Saved data entries:
------------
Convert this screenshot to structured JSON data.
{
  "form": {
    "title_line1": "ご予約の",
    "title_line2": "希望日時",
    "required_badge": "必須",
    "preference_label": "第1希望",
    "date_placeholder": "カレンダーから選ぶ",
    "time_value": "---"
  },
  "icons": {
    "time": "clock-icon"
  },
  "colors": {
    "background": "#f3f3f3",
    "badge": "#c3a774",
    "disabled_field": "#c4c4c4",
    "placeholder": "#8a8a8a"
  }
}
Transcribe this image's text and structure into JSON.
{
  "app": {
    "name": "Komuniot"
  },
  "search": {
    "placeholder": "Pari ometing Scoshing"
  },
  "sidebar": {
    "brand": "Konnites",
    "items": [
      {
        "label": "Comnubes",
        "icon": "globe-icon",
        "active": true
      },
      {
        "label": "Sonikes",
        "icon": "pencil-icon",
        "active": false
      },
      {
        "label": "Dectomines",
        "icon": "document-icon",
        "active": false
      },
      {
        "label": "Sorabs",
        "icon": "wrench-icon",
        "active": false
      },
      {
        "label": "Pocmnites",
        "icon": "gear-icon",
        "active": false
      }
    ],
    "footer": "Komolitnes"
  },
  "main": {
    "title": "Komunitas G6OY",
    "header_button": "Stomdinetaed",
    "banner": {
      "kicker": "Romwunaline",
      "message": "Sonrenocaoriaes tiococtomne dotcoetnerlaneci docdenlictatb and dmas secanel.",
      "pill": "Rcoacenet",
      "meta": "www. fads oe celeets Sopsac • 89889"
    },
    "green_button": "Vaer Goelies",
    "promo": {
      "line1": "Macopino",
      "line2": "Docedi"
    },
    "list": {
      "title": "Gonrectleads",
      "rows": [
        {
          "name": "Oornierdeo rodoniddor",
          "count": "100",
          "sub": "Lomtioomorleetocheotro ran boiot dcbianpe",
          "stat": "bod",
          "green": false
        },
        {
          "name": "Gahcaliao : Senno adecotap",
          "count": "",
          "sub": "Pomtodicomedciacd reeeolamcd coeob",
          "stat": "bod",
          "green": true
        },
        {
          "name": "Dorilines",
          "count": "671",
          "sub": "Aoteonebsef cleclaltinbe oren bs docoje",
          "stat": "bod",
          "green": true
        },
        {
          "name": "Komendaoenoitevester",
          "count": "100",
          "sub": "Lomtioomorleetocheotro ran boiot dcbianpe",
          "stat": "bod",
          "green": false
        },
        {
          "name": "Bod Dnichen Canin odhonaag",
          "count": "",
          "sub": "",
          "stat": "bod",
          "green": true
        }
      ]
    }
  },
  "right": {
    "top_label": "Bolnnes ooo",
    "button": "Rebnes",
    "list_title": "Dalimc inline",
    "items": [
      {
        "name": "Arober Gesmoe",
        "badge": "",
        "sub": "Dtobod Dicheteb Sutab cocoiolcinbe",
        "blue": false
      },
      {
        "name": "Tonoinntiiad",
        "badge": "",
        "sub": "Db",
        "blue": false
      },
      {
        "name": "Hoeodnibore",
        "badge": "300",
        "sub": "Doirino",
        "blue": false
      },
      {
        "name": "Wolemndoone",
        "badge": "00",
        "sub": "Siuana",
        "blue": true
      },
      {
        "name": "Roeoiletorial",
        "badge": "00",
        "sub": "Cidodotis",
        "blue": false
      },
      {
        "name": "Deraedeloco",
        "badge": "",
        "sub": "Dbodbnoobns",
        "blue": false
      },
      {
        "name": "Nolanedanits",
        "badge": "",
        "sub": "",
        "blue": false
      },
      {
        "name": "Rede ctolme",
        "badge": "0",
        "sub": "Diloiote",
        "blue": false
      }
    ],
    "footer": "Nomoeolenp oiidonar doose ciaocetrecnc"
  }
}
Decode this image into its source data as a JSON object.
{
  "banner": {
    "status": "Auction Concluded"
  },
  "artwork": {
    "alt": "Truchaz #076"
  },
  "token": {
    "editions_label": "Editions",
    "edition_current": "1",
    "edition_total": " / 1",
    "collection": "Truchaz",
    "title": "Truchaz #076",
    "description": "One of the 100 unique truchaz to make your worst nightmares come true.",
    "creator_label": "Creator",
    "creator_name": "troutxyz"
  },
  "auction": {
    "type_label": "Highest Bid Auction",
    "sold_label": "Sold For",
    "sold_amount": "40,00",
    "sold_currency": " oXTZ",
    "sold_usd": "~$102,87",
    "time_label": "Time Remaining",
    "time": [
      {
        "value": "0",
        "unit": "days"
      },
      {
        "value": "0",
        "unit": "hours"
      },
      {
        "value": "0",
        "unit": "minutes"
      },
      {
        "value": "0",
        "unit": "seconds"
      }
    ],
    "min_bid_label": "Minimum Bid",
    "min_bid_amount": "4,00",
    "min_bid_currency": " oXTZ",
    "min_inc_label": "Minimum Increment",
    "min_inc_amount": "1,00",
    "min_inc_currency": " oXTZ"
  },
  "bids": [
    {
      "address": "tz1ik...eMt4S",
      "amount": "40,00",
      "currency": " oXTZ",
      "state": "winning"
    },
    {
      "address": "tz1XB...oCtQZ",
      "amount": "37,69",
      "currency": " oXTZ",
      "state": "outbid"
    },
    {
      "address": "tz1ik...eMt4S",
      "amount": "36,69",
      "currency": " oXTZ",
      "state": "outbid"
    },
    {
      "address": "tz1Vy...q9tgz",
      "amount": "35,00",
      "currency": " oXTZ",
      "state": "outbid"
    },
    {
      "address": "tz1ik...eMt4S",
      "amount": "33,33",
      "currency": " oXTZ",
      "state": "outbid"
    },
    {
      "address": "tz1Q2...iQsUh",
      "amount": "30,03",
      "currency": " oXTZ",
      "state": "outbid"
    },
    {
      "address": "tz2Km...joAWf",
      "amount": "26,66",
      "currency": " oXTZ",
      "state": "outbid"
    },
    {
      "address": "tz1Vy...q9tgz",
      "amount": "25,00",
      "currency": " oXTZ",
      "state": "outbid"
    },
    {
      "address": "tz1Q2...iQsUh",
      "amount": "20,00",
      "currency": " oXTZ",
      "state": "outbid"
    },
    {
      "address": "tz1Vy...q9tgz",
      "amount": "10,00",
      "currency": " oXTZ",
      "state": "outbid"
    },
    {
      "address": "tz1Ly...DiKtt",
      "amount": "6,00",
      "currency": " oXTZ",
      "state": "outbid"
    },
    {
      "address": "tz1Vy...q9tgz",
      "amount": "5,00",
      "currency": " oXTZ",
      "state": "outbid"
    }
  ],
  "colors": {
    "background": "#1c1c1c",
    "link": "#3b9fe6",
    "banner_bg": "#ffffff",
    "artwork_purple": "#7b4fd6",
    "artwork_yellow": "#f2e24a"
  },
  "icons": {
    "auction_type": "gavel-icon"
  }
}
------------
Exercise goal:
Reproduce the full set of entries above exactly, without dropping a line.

Result for this exercise:
Convert this screenshot to structured JSON data.
{
  "form": {
    "title_line1": "ご予約の",
    "title_line2": "希望日時",
    "required_badge": "必須",
    "preference_label": "第1希望",
    "date_placeholder": "カレンダーから選ぶ",
    "time_value": "---"
  },
  "icons": {
    "time": "clock-icon"
  },
  "colors": {
    "background": "#f3f3f3",
    "badge": "#c3a774",
    "disabled_field": "#c4c4c4",
    "placeholder": "#8a8a8a"
  }
}
Transcribe this image's text and structure into JSON.
{
  "app": {
    "name": "Komuniot"
  },
  "search": {
    "placeholder": "Pari ometing Scoshing"
  },
  "sidebar": {
    "brand": "Konnites",
    "items": [
      {
        "label": "Comnubes",
        "icon": "globe-icon",
        "active": true
      },
      {
        "label": "Sonikes",
        "icon": "pencil-icon",
        "active": false
      },
      {
        "label": "Dectomines",
        "icon": "document-icon",
        "active": false
      },
      {
        "label": "Sorabs",
        "icon": "wrench-icon",
        "active": false
      },
      {
        "label": "Pocmnites",
        "icon": "gear-icon",
        "active": false
      }
    ],
    "footer": "Komolitnes"
  },
  "main": {
    "title": "Komunitas G6OY",
    "header_button": "Stomdinetaed",
    "banner": {
      "kicker": "Romwunaline",
      "message": "Sonrenocaoriaes tiococtomne dotcoetnerlaneci docdenlictatb and dmas secanel.",
      "pill": "Rcoacenet",
      "meta": "www. fads oe celeets Sopsac • 89889"
    },
    "green_button": "Vaer Goelies",
    "promo": {
      "line1": "Macopino",
      "line2": "Docedi"
    },
    "list": {
      "title": "Gonrectleads",
      "rows": [
        {
          "name": "Oornierdeo rodoniddor",
          "count": "100",
          "sub": "Lomtioomorleetocheotro ran boiot dcbianpe",
          "stat": "bod",
          "green": false
        },
        {
          "name": "Gahcaliao : Senno adecotap",
          "count": "",
          "sub": "Pomtodicomedciacd reeeolamcd coeob",
          "stat": "bod",
          "green": true
        },
        {
          "name": "Dorilines",
          "count": "671",
          "sub": "Aoteonebsef cleclaltinbe oren bs docoje",
          "stat": "bod",
          "green": true
        },
        {
          "name": "Komendaoenoitevester",
          "count": "100",
          "sub": "Lomtioomorleetocheotro ran boiot dcbianpe",
          "stat": "bod",
          "green": false
        },
        {
          "name": "Bod Dnichen Canin odhonaag",
          "count": "",
          "sub": "",
          "stat": "bod",
          "green": true
        }
      ]
    }
  },
  "right": {
    "top_label": "Bolnnes ooo",
    "button": "Rebnes",
    "list_title": "Dalimc inline",
    "items": [
      {
        "name": "Arober Gesmoe",
        "badge": "",
        "sub": "Dtobod Dicheteb Sutab cocoiolcinbe",
        "blue": false
      },
      {
        "name": "Tonoinntiiad",
        "badge": "",
        "sub": "Db",
        "blue": false
      },
      {
        "name": "Hoeodnibore",
        "badge": "300",
        "sub": "Doirino",
        "blue": false
      },
      {
        "name": "Wolemndoone",
        "badge": "00",
        "sub": "Siuana",
        "blue": true
      },
      {
        "name": "Roeoiletorial",
        "badge": "00",
        "sub": "Cidodotis",
        "blue": false
      },
      {
        "name": "Deraedeloco",
        "badge": "",
        "sub": "Dbodbnoobns",
        "blue": false
      },
      {
        "name": "Nolanedanits",
        "badge": "",
        "sub": "",
        "blue": false
      },
      {
        "name": "Rede ctolme",
        "badge": "0",
        "sub": "Diloiote",
        "blue": false
      }
    ],
    "footer": "Nomoeolenp oiidonar doose ciaocetrecnc"
  }
}
Decode this image into its source data as a JSON object.
{
  "banner": {
    "status": "Auction Concluded"
  },
  "artwork": {
    "alt": "Truchaz #076"
  },
  "token": {
    "editions_label": "Editions",
    "edition_current": "1",
    "edition_total": " / 1",
    "collection": "Truchaz",
    "title": "Truchaz #076",
    "description": "One of the 100 unique truchaz to make your worst nightmares come true.",
    "creator_label": "Creator",
    "creator_name": "troutxyz"
  },
  "auction": {
    "type_label": "Highest Bid Auction",
    "sold_label": "Sold For",
    "sold_amount": "40,00",
    "sold_currency": " oXTZ",
    "sold_usd": "~$102,87",
    "time_label": "Time Remaining",
    "time": [
      {
        "value": "0",
        "unit": "days"
      },
      {
        "value": "0",
        "unit": "hours"
      },
      {
        "value": "0",
        "unit": "minutes"
      },
      {
        "value": "0",
        "unit": "seconds"
      }
    ],
    "min_bid_label": "Minimum Bid",
    "min_bid_amount": "4,00",
    "min_bid_currency": " oXTZ",
    "min_inc_label": "Minimum Increment",
    "min_inc_amount": "1,00",
    "min_inc_currency": " oXTZ"
  },
  "bids": [
    {
      "address": "tz1ik...eMt4S",
      "amount": "40,00",
      "currency": " oXTZ",
      "state": "winning"
    },
    {
      "address": "tz1XB...oCtQZ",
      "amount": "37,69",
      "currency": " oXTZ",
      "state": "outbid"
    },
    {
      "address": "tz1ik...eMt4S",
      "amount": "36,69",
      "currency": " oXTZ",
      "state": "outbid"
    },
    {
      "address": "tz1Vy...q9tgz",
      "amount": "35,00",
      "currency": " oXTZ",
      "state": "outbid"
    },
    {
      "address": "tz1ik...eMt4S",
      "amount": "33,33",
      "currency": " oXTZ",
      "state": "outbid"
    },
    {
      "address": "tz1Q2...iQsUh",
      "amount": "30,03",
      "currency": " oXTZ",
      "state": "outbid"
    },
    {
      "address": "tz2Km...joAWf",
      "amount": "26,66",
      "currency": " oXTZ",
      "state": "outbid"
    },
    {
      "address": "tz1Vy...q9tgz",
      "amount": "25,00",
      "currency": " oXTZ",
      "state": "outbid"
    },
    {
      "address": "tz1Q2...iQsUh",
      "amount": "20,00",
      "currency": " oXTZ",
      "state": "outbid"
    },
    {
      "address": "tz1Vy...q9tgz",
      "amount": "10,00",
      "currency": " oXTZ",
      "state": "outbid"
    },
    {
      "address": "tz1Ly...DiKtt",
      "amount": "6,00",
      "currency": " oXTZ",
      "state": "outbid"
    },
    {
      "address": "tz1Vy...q9tgz",
      "amount": "5,00",
      "currency": " oXTZ",
      "state": "outbid"
    }
  ],
  "colors": {
    "background": "#1c1c1c",
    "link": "#3b9fe6",
    "banner_bg": "#ffffff",
    "artwork_purple": "#7b4fd6",
    "artwork_yellow": "#f2e24a"
  },
  "icons": {
    "auction_type": "gavel-icon"
  }
}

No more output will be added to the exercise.